** Problem to work on **
Every record that follows should be printed verbatim.

** Exercise materials **
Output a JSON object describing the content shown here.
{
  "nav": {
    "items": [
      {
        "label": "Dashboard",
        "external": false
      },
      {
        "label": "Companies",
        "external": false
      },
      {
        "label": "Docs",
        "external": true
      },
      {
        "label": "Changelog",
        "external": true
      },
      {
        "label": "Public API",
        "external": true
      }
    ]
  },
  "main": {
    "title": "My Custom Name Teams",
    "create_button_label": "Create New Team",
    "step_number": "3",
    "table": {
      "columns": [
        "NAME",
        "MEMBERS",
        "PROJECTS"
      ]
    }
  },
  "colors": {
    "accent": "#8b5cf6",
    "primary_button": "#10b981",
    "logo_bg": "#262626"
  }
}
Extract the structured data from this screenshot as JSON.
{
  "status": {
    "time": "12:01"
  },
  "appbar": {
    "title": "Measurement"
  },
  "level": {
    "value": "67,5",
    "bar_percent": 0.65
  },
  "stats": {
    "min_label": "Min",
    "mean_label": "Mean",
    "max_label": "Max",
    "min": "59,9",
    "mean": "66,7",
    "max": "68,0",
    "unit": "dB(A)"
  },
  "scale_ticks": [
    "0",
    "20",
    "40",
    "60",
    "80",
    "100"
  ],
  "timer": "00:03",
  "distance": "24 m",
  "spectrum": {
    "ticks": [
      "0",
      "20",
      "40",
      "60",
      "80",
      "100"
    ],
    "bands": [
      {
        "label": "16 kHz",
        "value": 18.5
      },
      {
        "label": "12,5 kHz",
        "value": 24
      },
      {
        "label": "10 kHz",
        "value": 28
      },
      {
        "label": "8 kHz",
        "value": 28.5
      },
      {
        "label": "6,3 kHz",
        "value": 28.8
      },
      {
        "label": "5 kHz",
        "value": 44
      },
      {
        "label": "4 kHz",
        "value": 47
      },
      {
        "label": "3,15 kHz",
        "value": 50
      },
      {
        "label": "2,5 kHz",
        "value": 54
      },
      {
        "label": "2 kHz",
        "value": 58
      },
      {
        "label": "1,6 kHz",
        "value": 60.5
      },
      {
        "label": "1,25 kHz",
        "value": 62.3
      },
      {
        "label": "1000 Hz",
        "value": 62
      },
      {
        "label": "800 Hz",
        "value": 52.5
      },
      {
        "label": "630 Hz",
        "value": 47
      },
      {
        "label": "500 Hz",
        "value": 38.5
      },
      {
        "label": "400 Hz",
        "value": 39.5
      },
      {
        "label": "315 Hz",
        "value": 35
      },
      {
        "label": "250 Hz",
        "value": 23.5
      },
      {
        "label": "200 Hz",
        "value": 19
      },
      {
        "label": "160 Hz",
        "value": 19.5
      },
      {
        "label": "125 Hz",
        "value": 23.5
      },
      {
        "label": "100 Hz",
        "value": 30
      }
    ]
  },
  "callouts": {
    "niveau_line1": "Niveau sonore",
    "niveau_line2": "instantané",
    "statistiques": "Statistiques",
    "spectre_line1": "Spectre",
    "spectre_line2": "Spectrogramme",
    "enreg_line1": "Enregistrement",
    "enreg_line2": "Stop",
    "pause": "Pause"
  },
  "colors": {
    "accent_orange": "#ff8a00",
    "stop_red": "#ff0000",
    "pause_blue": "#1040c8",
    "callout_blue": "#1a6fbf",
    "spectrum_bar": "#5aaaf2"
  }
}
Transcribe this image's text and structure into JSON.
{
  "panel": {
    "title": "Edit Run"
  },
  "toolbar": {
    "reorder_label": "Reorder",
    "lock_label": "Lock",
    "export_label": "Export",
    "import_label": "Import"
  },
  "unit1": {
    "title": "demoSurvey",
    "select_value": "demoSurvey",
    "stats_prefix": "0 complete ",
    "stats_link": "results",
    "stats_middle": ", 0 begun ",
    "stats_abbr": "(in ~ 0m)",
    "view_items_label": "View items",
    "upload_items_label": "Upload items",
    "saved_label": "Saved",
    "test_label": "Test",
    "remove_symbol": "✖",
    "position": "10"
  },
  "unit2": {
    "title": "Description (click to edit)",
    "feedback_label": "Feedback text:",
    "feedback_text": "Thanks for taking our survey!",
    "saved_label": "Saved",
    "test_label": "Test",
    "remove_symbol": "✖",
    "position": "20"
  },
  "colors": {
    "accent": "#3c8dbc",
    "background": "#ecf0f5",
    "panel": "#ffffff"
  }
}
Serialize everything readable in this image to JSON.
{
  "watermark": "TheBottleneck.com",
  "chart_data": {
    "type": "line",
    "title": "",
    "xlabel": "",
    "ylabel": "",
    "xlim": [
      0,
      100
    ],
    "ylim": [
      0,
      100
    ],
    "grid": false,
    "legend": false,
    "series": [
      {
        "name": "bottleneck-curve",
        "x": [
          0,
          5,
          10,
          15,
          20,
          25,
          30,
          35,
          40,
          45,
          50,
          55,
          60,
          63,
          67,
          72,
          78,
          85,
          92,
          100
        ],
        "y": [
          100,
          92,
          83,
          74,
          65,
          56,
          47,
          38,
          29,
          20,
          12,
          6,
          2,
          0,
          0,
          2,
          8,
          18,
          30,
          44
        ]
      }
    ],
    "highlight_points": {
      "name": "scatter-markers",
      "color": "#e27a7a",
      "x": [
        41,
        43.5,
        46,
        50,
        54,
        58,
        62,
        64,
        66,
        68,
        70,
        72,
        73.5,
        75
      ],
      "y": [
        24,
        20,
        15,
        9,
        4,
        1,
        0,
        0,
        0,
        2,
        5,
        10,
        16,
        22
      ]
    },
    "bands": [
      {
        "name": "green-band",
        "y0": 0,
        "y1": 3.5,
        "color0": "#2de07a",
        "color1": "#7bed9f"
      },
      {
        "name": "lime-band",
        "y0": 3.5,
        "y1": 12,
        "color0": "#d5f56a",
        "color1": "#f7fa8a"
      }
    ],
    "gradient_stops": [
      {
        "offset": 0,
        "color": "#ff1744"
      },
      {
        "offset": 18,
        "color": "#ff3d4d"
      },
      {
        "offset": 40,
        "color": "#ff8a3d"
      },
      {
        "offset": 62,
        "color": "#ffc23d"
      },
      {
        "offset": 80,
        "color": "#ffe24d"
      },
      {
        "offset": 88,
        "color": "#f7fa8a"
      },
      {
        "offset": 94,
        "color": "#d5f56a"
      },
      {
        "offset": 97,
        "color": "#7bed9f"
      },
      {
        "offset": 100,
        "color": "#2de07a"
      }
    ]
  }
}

** Task answer **
Output a JSON object describing the content shown here.
{
  "nav": {
    "items": [
      {
        "label": "Dashboard",
        "external": false
      },
      {
        "label": "Companies",
        "external": false
      },
      {
        "label": "Docs",
        "external": true
      },
      {
        "label": "Changelog",
        "external": true
      },
      {
        "label": "Public API",
        "external": true
      }
    ]
  },
  "main": {
    "title": "My Custom Name Teams",
    "create_button_label": "Create New Team",
    "step_number": "3",
    "table": {
      "columns": [
        "NAME",
        "MEMBERS",
        "PROJECTS"
      ]
    }
  },
  "colors": {
    "accent": "#8b5cf6",
    "primary_button": "#10b981",
    "logo_bg": "#262626"
  }
}
Extract the structured data from this screenshot as JSON.
{
  "status": {
    "time": "12:01"
  },
  "appbar": {
    "title": "Measurement"
  },
  "level": {
    "value": "67,5",
    "bar_percent": 0.65
  },
  "stats": {
    "min_label": "Min",
    "mean_label": "Mean",
    "max_label": "Max",
    "min": "59,9",
    "mean": "66,7",
    "max": "68,0",
    "unit": "dB(A)"
  },
  "scale_ticks": [
    "0",
    "20",
    "40",
    "60",
    "80",
    "100"
  ],
  "timer": "00:03",
  "distance": "24 m",
  "spectrum": {
    "ticks": [
      "0",
      "20",
      "40",
      "60",
      "80",
      "100"
    ],
    "bands": [
      {
        "label": "16 kHz",
        "value": 18.5
      },
      {
        "label": "12,5 kHz",
        "value": 24
      },
      {
        "label": "10 kHz",
        "value": 28
      },
      {
        "label": "8 kHz",
        "value": 28.5
      },
      {
        "label": "6,3 kHz",
        "value": 28.8
      },
      {
        "label": "5 kHz",
        "value": 44
      },
      {
        "label": "4 kHz",
        "value": 47
      },
      {
        "label": "3,15 kHz",
        "value": 50
      },
      {
        "label": "2,5 kHz",
        "value": 54
      },
      {
        "label": "2 kHz",
        "value": 58
      },
      {
        "label": "1,6 kHz",
        "value": 60.5
      },
      {
        "label": "1,25 kHz",
        "value": 62.3
      },
      {
        "label": "1000 Hz",
        "value": 62
      },
      {
        "label": "800 Hz",
        "value": 52.5
      },
      {
        "label": "630 Hz",
        "value": 47
      },
      {
        "label": "500 Hz",
        "value": 38.5
      },
      {
        "label": "400 Hz",
        "value": 39.5
      },
      {
        "label": "315 Hz",
        "value": 35
      },
      {
        "label": "250 Hz",
        "value": 23.5
      },
      {
        "label": "200 Hz",
        "value": 19
      },
      {
        "label": "160 Hz",
        "value": 19.5
      },
      {
        "label": "125 Hz",
        "value": 23.5
      },
      {
        "label": "100 Hz",
        "value": 30
      }
    ]
  },
  "callouts": {
    "niveau_line1": "Niveau sonore",
    "niveau_line2": "instantané",
    "statistiques": "Statistiques",
    "spectre_line1": "Spectre",
    "spectre_line2": "Spectrogramme",
    "enreg_line1": "Enregistrement",
    "enreg_line2": "Stop",
    "pause": "Pause"
  },
  "colors": {
    "accent_orange": "#ff8a00",
    "stop_red": "#ff0000",
    "pause_blue": "#1040c8",
    "callout_blue": "#1a6fbf",
    "spectrum_bar": "#5aaaf2"
  }
}
Transcribe this image's text and structure into JSON.
{
  "panel": {
    "title": "Edit Run"
  },
  "toolbar": {
    "reorder_label": "Reorder",
    "lock_label": "Lock",
    "export_label": "Export",
    "import_label": "Import"
  },
  "unit1": {
    "title": "demoSurvey",
    "select_value": "demoSurvey",
    "stats_prefix": "0 complete ",
    "stats_link": "results",
    "stats_middle": ", 0 begun ",
    "stats_abbr": "(in ~ 0m)",
    "view_items_label": "View items",
    "upload_items_label": "Upload items",
    "saved_label": "Saved",
    "test_label": "Test",
    "remove_symbol": "✖",
    "position": "10"
  },
  "unit2": {
    "title": "Description (click to edit)",
    "feedback_label": "Feedback text:",
    "feedback_text": "Thanks for taking our survey!",
    "saved_label": "Saved",
    "test_label": "Test",
    "remove_symbol": "✖",
    "position": "20"
  },
  "colors": {
    "accent": "#3c8dbc",
    "background": "#ecf0f5",
    "panel": "#ffffff"
  }
}
Serialize everything readable in this image to JSON.
{
  "watermark": "TheBottleneck.com",
  "chart_data": {
    "type": "line",
    "title": "",
    "xlabel": "",
    "ylabel": "",
    "xlim": [
      0,
      100
    ],
    "ylim": [
      0,
      100
    ],
    "grid": false,
    "legend": false,
    "series": [
      {
        "name": "bottleneck-curve",
        "x": [
          0,
          5,
          10,
          15,
          20,
          25,
          30,
          35,
          40,
          45,
          50,
          55,
          60,
          63,
          67,
          72,
          78,
          85,
          92,
          100
        ],
        "y": [
          100,
          92,
          83,
          74,
          65,
          56,
          47,
          38,
          29,
          20,
          12,
          6,
          2,
          0,
          0,
          2,
          8,
          18,
          30,
          44
        ]
      }
    ],
    "highlight_points": {
      "name": "scatter-markers",
      "color": "#e27a7a",
      "x": [
        41,
        43.5,
        46,
        50,
        54,
        58,
        62,
        64,
        66,
        68,
        70,
        72,
        73.5,
        75
      ],
      "y": [
        24,
        20,
        15,
        9,
        4,
        1,
        0,
        0,
        0,
        2,
        5,
        10,
        16,
        22
      ]
    },
    "bands": [
      {
        "name": "green-band",
        "y0": 0,
        "y1": 3.5,
        "color0": "#2de07a",
        "color1": "#7bed9f"
      },
      {
        "name": "lime-band",
        "y0": 3.5,
        "y1": 12,
        "color0": "#d5f56a",
        "color1": "#f7fa8a"
      }
    ],
    "gradient_stops": [
      {
        "offset": 0,
        "color": "#ff1744"
      },
      {
        "offset": 18,
        "color": "#ff3d4d"
      },
      {
        "offset": 40,
        "color": "#ff8a3d"
      },
      {
        "offset": 62,
        "color": "#ffc23d"
      },
      {
        "offset": 80,
        "color": "#ffe24d"
      },
      {
        "offset": 88,
        "color": "#f7fa8a"
      },
      {
        "offset": 94,
        "color": "#d5f56a"
      },
      {
        "offset": 97,
        "color": "#7bed9f"
      },
      {
        "offset": 100,
        "color": "#2de07a"
      }
    ]
  }
}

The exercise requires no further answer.